What is required:
Would you please output the data exactly, omitting no line?
......
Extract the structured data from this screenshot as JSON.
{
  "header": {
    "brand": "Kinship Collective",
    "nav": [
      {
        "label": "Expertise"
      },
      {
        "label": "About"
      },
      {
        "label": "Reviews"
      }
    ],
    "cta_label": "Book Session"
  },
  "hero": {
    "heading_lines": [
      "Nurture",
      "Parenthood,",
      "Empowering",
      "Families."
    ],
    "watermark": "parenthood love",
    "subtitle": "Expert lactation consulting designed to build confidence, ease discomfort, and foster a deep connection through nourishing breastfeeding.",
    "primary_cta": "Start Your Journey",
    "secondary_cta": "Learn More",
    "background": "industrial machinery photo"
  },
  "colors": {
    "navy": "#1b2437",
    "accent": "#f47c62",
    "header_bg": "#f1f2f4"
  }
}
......
Result for this exercise:
Extract the structured data from this screenshot as JSON.
{
  "header": {
    "brand": "Kinship Collective",
    "nav": [
      {
        "label": "Expertise"
      },
      {
        "label": "About"
      },
      {
        "label": "Reviews"
      }
    ],
    "cta_label": "Book Session"
  },
  "hero": {
    "heading_lines": [
      "Nurture",
      "Parenthood,",
      "Empowering",
      "Families."
    ],
    "watermark": "parenthood love",
    "subtitle": "Expert lactation consulting designed to build confidence, ease discomfort, and foster a deep connection through nourishing breastfeeding.",
    "primary_cta": "Start Your Journey",
    "secondary_cta": "Learn More",
    "background": "industrial machinery photo"
  },
  "colors": {
    "navy": "#1b2437",
    "accent": "#f47c62",
    "header_bg": "#f1f2f4"
  }
}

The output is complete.